Celebrating Nurses Week

The Medical Center’s Nursing Team

The Medical Center wishes to take a moment and publicly recognize all of our hardworking nurses and say, “Happy Nurses Week.” They are the professionals we all count on to offer comfort, care and empathy during some of our most difficult and trying healthcare journeys. Many, many thanks to the Center’s team of Registered Nurses: Cheryl Franklin, Sergio Jorganes, Tara McPeak, Kimberly Prather, Kris Rosu, and Brianna Temler; and Medical Assistants Mailyn Cruz, Rayza Gonzalez and Adriana Pomares.

The History of Nurse’s Week: Where it All Began

Nurse’s Week begins May 6 and ends on May 12, the birth date (May 12, 1820) of celebrated nurse Florence Nightingale. She was the founder of modern nursing and was born in Florence, Italy to an English family. Florence learned mathematics, language, philosophy and religion (all subjects that later influenced her work) from her father. Born into a wealthy family, Florence overcame the narrow opportunities offered to girls of her station. In 1851, despite the disapproval of her family, she completed a course of nursing training in Germany.

Moved by newspaper accounts of soldiers’ suffering in the Crimean War (1854-56), Florence answered a government appeal for nurses. She was soon appointed Superintendent of the Female Nurses in the Hospitals in the East. In October 1854, Florence and her party of nurses left London for Constantinople (now Istanbul).

At Scutari, near Constantinople, the conditions were dire. The dirty and vermin-ridden hospital lacked even basic equipment and provisions. The medical staff were swamped by the large number of soldiers being shipped from the war in Crimea. More of these patients were suffering from disease than from their battle wounds.
Florence used her mathematical knowledge and recorded the mortality rate in the hospital. Statistics showed that for every 1,000 injured soldiers, 600 were dying because of communicable and infectious diseases.

Florence’s interventions were simple: She tried to provide a clean environment, medical equipment, clean water and fruits. With these interventions the mortality rate decreased from 60 percent to 42 percent to 2.2 percent.

The Lady with the Lamp

Florence gained the nickname “The Lady with the Lamp” during her work at Scutari. The Times reported that at night she would walk among the beds, checking the wounded men, holding a light in her hand.

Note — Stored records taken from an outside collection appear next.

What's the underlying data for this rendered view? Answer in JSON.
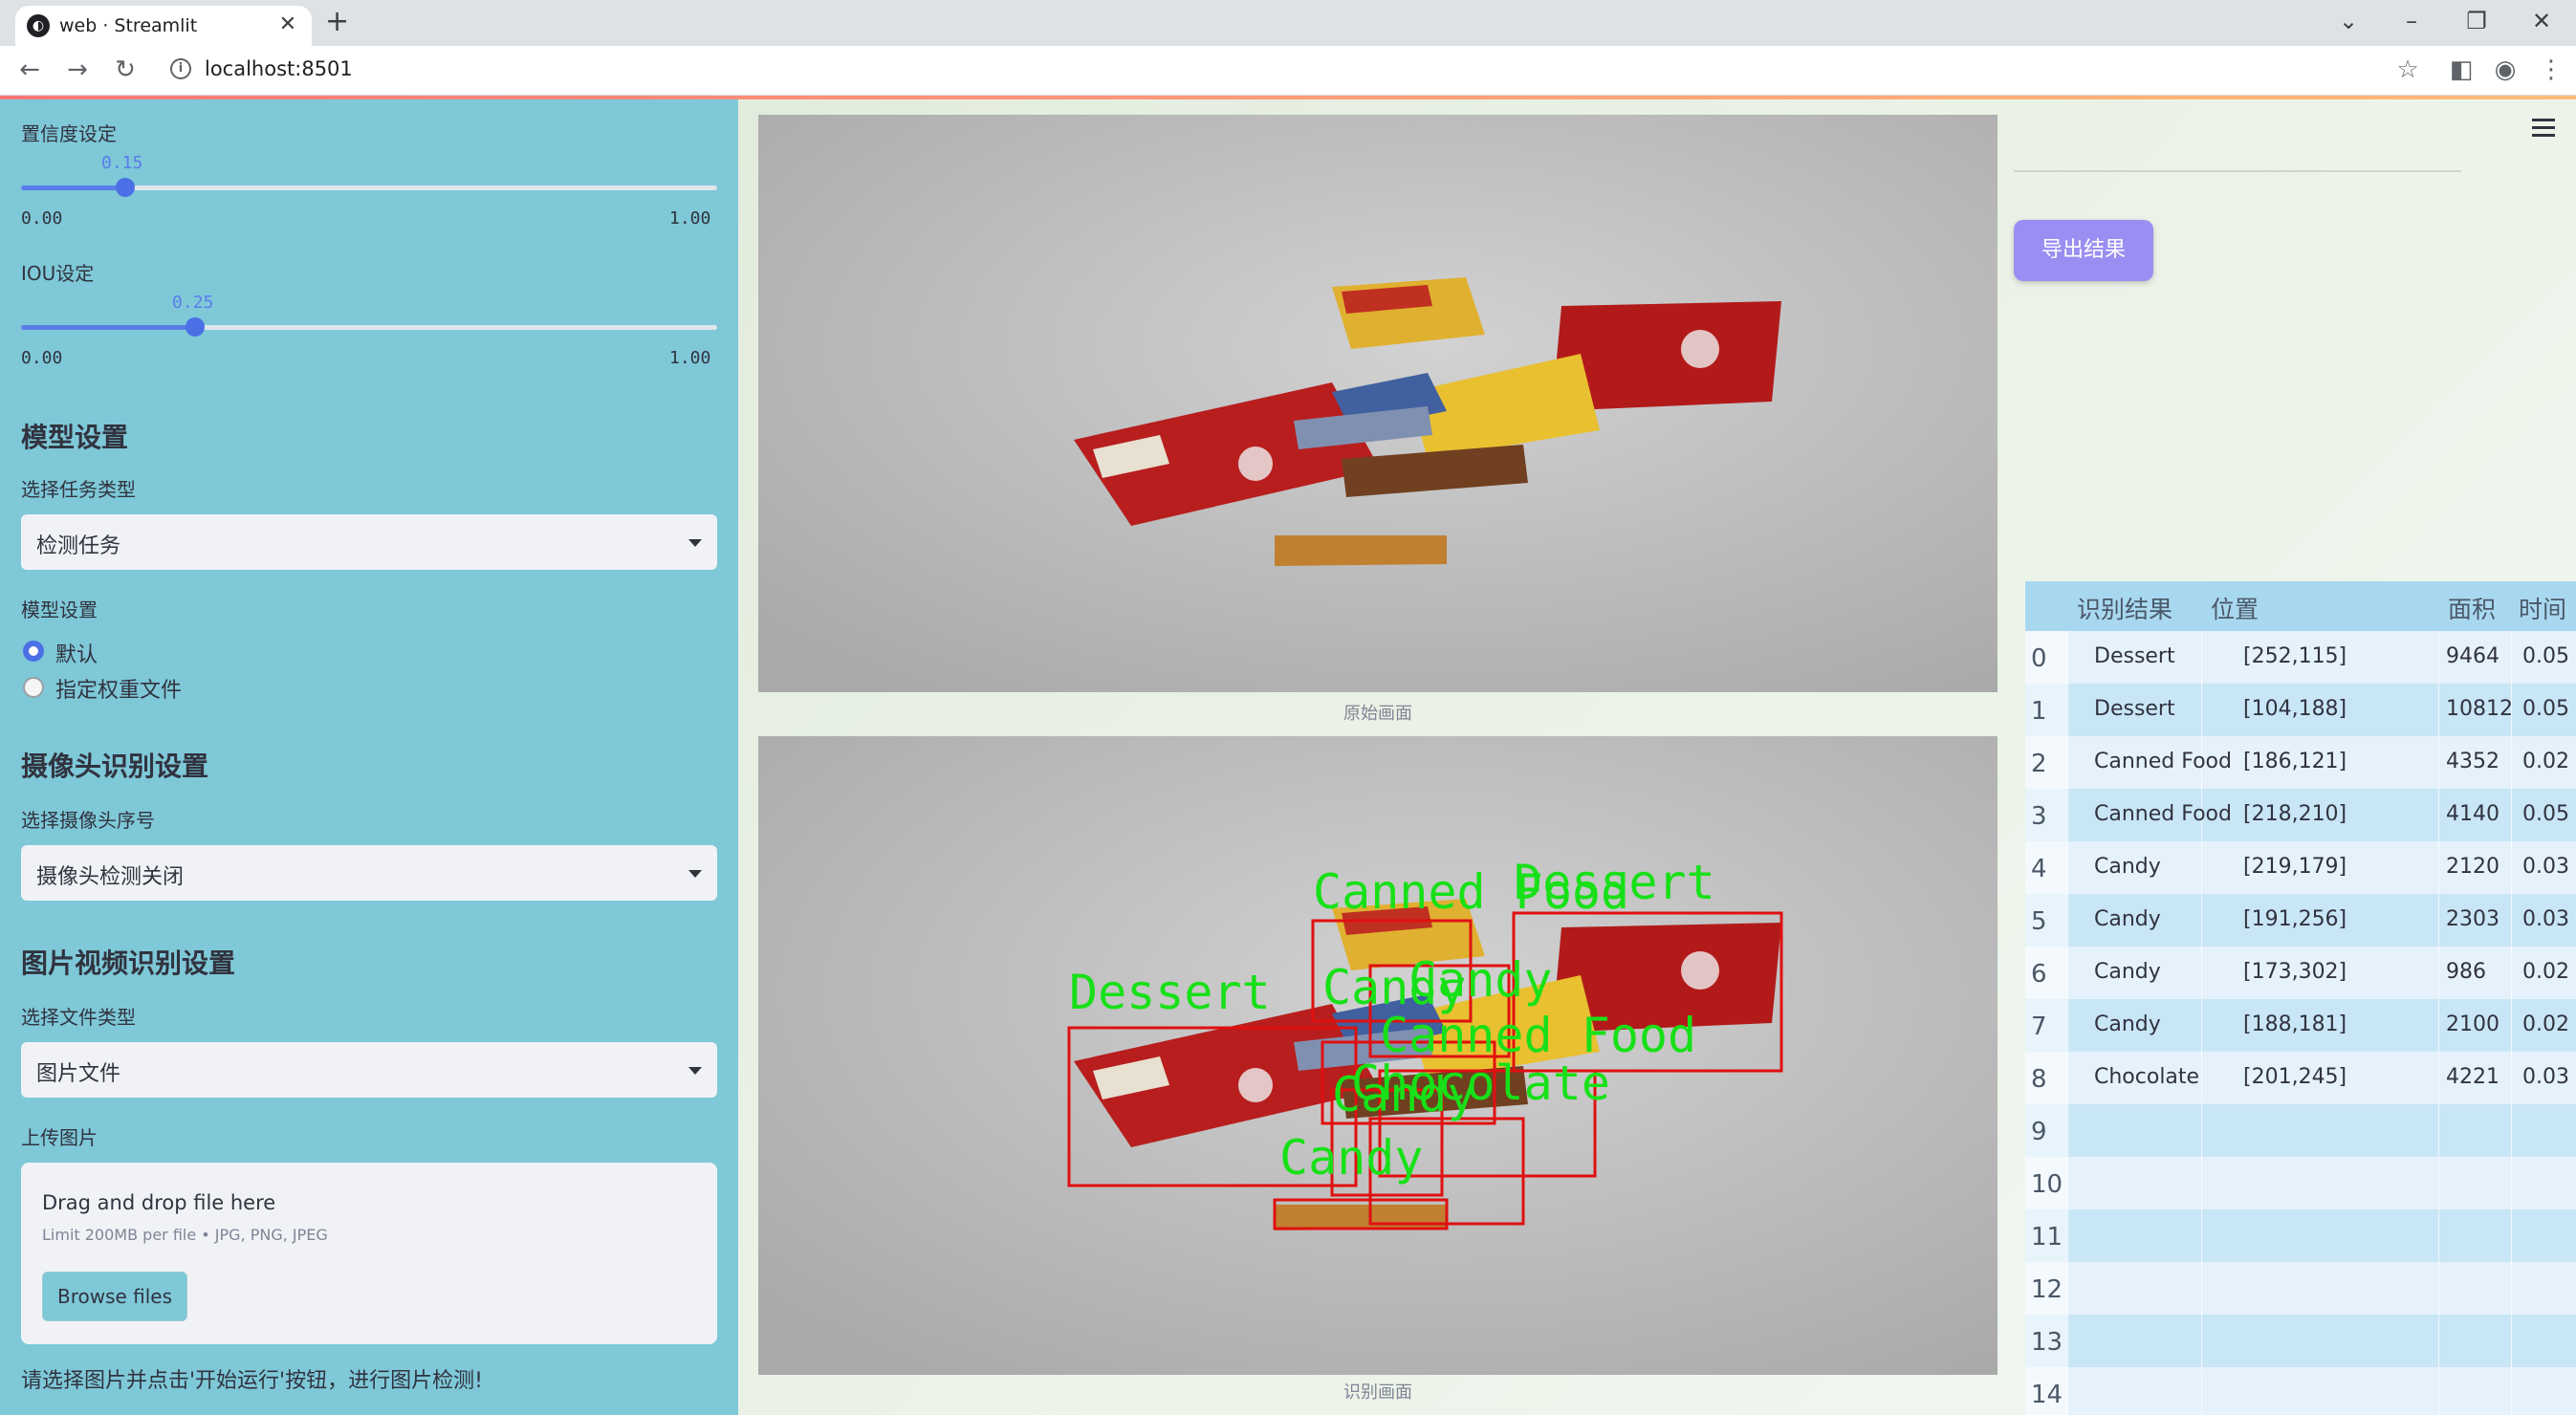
{
  "browser": {
    "tab_title": "web · Streamlit",
    "url": "localhost:8501"
  },
  "sidebar": {
    "confidence": {
      "label": "置信度设定",
      "value": "0.15",
      "min": "0.00",
      "max": "1.00",
      "fraction": 0.15
    },
    "iou": {
      "label": "IOU设定",
      "value": "0.25",
      "min": "0.00",
      "max": "1.00",
      "fraction": 0.25
    },
    "model_section_title": "模型设置",
    "task_type_label": "选择任务类型",
    "task_type_value": "检测任务",
    "model_settings_label": "模型设置",
    "model_options": [
      {
        "label": "默认",
        "selected": true
      },
      {
        "label": "指定权重文件",
        "selected": false
      }
    ],
    "camera_section_title": "摄像头识别设置",
    "camera_label": "选择摄像头序号",
    "camera_value": "摄像头检测关闭",
    "media_section_title": "图片视频识别设置",
    "file_type_label": "选择文件类型",
    "file_type_value": "图片文件",
    "upload_label": "上传图片",
    "uploader": {
      "title": "Drag and drop file here",
      "limit": "Limit 200MB per file • JPG, PNG, JPEG",
      "button": "Browse files"
    },
    "hint": "请选择图片并点击'开始运行'按钮，进行图片检测!"
  },
  "main": {
    "original_caption": "原始画面",
    "result_caption": "识别画面",
    "export_button": "导出结果",
    "detection_labels": [
      "Canned Food",
      "Dessert",
      "Dessert",
      "Candy",
      "Candy",
      "Canned Food",
      "Chocolate",
      "Candy",
      "Candy"
    ]
  },
  "table": {
    "columns": [
      "识别结果",
      "位置",
      "面积",
      "时间"
    ],
    "rows": [
      {
        "idx": "0",
        "result": "Dessert",
        "pos": "[252,115]",
        "area": "9464",
        "time": "0.05"
      },
      {
        "idx": "1",
        "result": "Dessert",
        "pos": "[104,188]",
        "area": "10812",
        "time": "0.05"
      },
      {
        "idx": "2",
        "result": "Canned Food",
        "pos": "[186,121]",
        "area": "4352",
        "time": "0.02"
      },
      {
        "idx": "3",
        "result": "Canned Food",
        "pos": "[218,210]",
        "area": "4140",
        "time": "0.05"
      },
      {
        "idx": "4",
        "result": "Candy",
        "pos": "[219,179]",
        "area": "2120",
        "time": "0.03"
      },
      {
        "idx": "5",
        "result": "Candy",
        "pos": "[191,256]",
        "area": "2303",
        "time": "0.03"
      },
      {
        "idx": "6",
        "result": "Candy",
        "pos": "[173,302]",
        "area": "986",
        "time": "0.02"
      },
      {
        "idx": "7",
        "result": "Candy",
        "pos": "[188,181]",
        "area": "2100",
        "time": "0.02"
      },
      {
        "idx": "8",
        "result": "Chocolate",
        "pos": "[201,245]",
        "area": "4221",
        "time": "0.03"
      },
      {
        "idx": "9",
        "result": "",
        "pos": "",
        "area": "",
        "time": ""
      },
      {
        "idx": "10",
        "result": "",
        "pos": "",
        "area": "",
        "time": ""
      },
      {
        "idx": "11",
        "result": "",
        "pos": "",
        "area": "",
        "time": ""
      },
      {
        "idx": "12",
        "result": "",
        "pos": "",
        "area": "",
        "time": ""
      },
      {
        "idx": "13",
        "result": "",
        "pos": "",
        "area": "",
        "time": ""
      },
      {
        "idx": "14",
        "result": "",
        "pos": "",
        "area": "",
        "time": ""
      }
    ]
  },
  "colors": {
    "sidebar_bg": "#7ec8d8",
    "slider_accent": "#4b6fe5",
    "export_button": "#9b8ef2",
    "detection_box": "#e01010",
    "detection_text": "#18e018"
  },
  "icons": [
    "back-arrow-icon",
    "forward-arrow-icon",
    "reload-icon",
    "info-icon",
    "star-icon",
    "sidepanel-icon",
    "profile-icon",
    "kebab-menu-icon",
    "hamburger-menu-icon"
  ]
}
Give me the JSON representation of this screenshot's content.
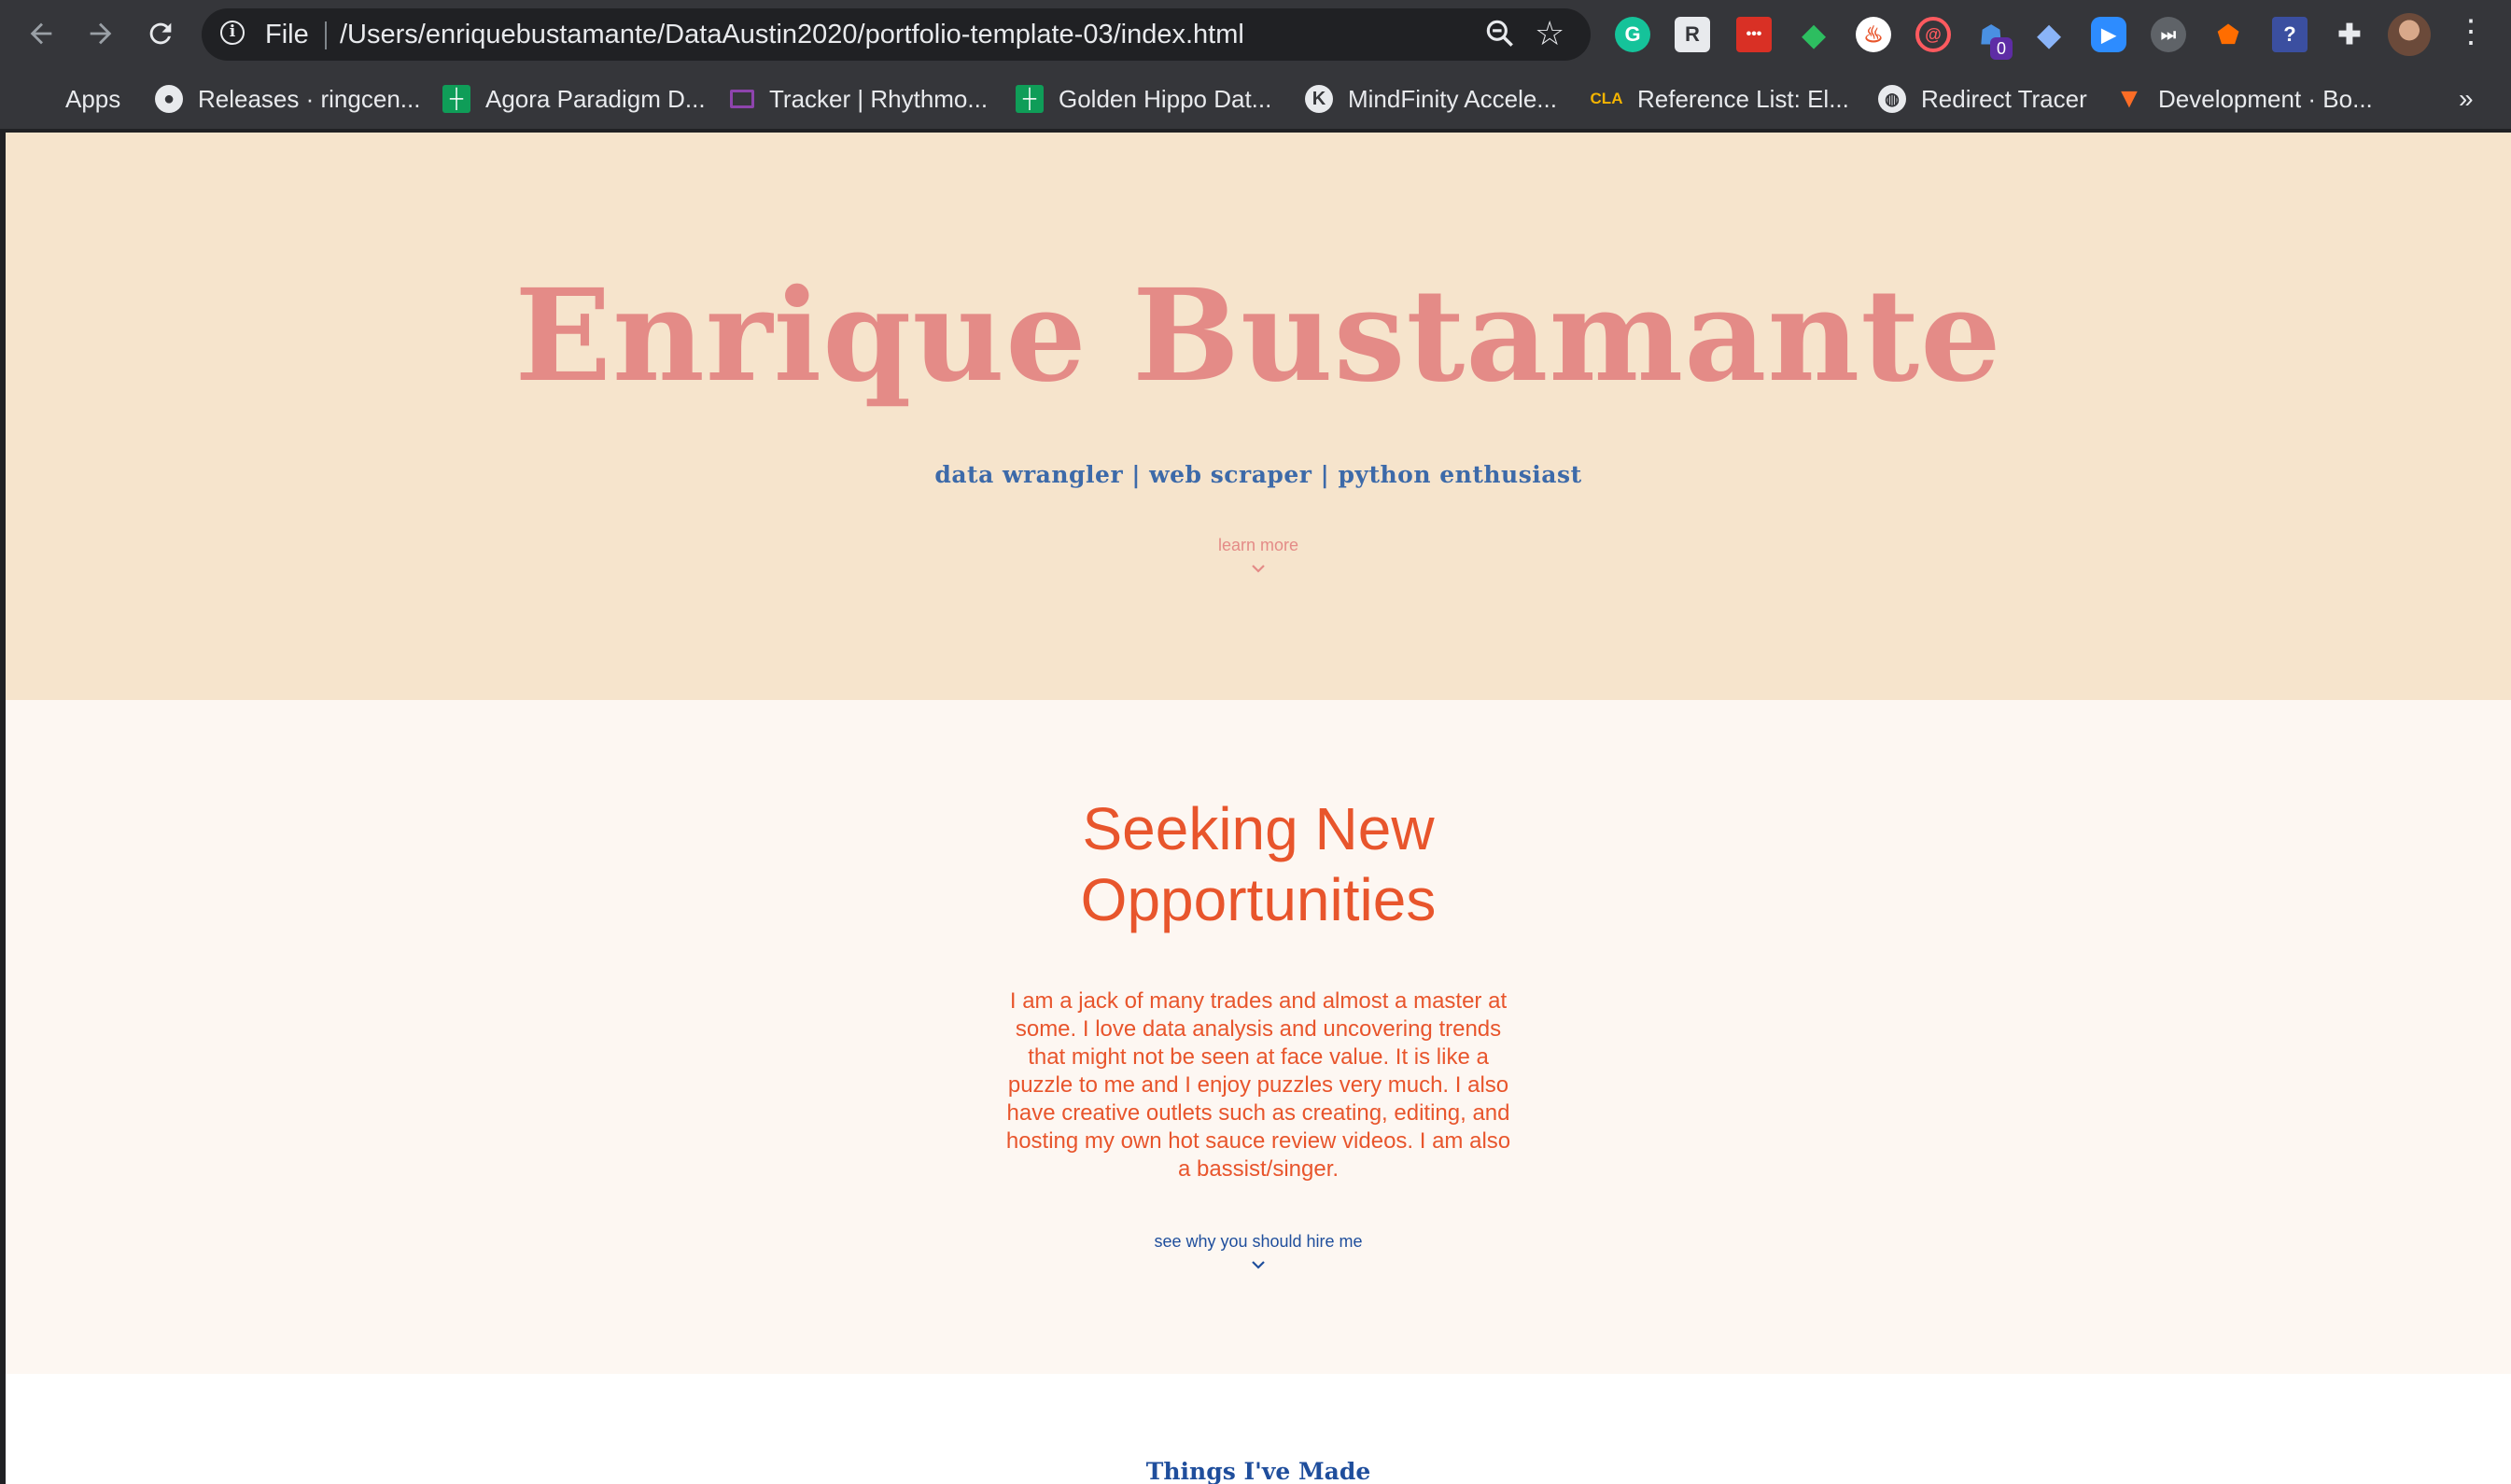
{
  "browser": {
    "nav": {
      "back_icon": "arrow-left-icon",
      "forward_icon": "arrow-right-icon",
      "reload_icon": "reload-icon"
    },
    "omnibox": {
      "scheme_label": "File",
      "url": "/Users/enriquebustamante/DataAustin2020/portfolio-template-03/index.html"
    },
    "extension_badge": "0",
    "bookmarks": [
      {
        "label": "Apps",
        "icon": "apps-grid-icon"
      },
      {
        "label": "Releases · ringcen...",
        "icon": "github-icon"
      },
      {
        "label": "Agora Paradigm D...",
        "icon": "sheets-icon"
      },
      {
        "label": "Tracker | Rhythmo...",
        "icon": "tracker-icon"
      },
      {
        "label": "Golden Hippo Dat...",
        "icon": "sheets-icon"
      },
      {
        "label": "MindFinity Accele...",
        "icon": "k-icon"
      },
      {
        "label": "Reference List: El...",
        "icon": "cla-icon"
      },
      {
        "label": "Redirect Tracer",
        "icon": "globe-icon"
      },
      {
        "label": "Development · Bo...",
        "icon": "gitlab-icon"
      }
    ],
    "bookmarks_more": "»"
  },
  "hero": {
    "title": "Enrique Bustamante",
    "subtitle": "data wrangler | web scraper | python enthusiast",
    "link": "learn more"
  },
  "about": {
    "title_line1": "Seeking New",
    "title_line2": "Opportunities",
    "body": "I am a jack of many trades and almost a master at some. I love data analysis and uncovering trends that might not be seen at face value. It is like a puzzle to me and I enjoy puzzles very much. I also have creative outlets such as creating, editing, and hosting my own hot sauce review videos. I am also a bassist/singer.",
    "link": "see why you should hire me"
  },
  "projects": {
    "title": "Things I've Made"
  },
  "colors": {
    "hero_bg": "#f6e4cc",
    "hero_accent": "#e48b87",
    "about_bg": "#fdf7f2",
    "about_accent": "#e8552c",
    "link_blue": "#1f4e9c"
  }
}
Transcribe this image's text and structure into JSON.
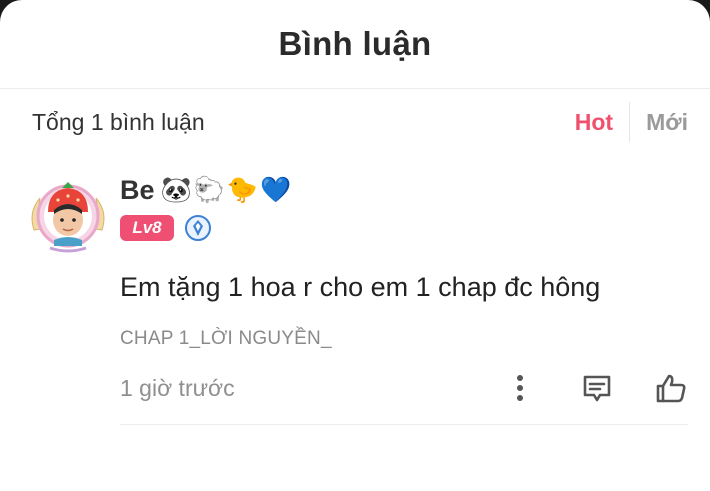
{
  "sheet": {
    "title": "Bình luận"
  },
  "summary": {
    "total_text": "Tổng 1 bình luận",
    "sort_hot": "Hot",
    "sort_new": "Mới"
  },
  "comment": {
    "username": "Be",
    "emojis": [
      "🐼",
      "🐑",
      "🐤",
      "💙"
    ],
    "level": "Lv8",
    "body": "Em tặng 1 hoa r cho em 1 chap đc hông",
    "chapter": "CHAP 1_LỜI NGUYỀN_",
    "time": "1 giờ trước",
    "icons": {
      "more": "more-vertical-icon",
      "reply": "reply-icon",
      "like": "thumbs-up-icon",
      "vip": "vip-badge-icon"
    }
  },
  "colors": {
    "accent": "#f0506e",
    "level_badge": "#ee4f72",
    "muted": "#8f8f8f"
  }
}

The image of “The Lady with the Lamp” captured the public’s imagination and Florence soon became a celebrity. One of the main creators of the Nightingale cult was Henry Wadsworth Longfellow, who immortalized her in his poem, Santa Filomena.

Source: UK National Army Museum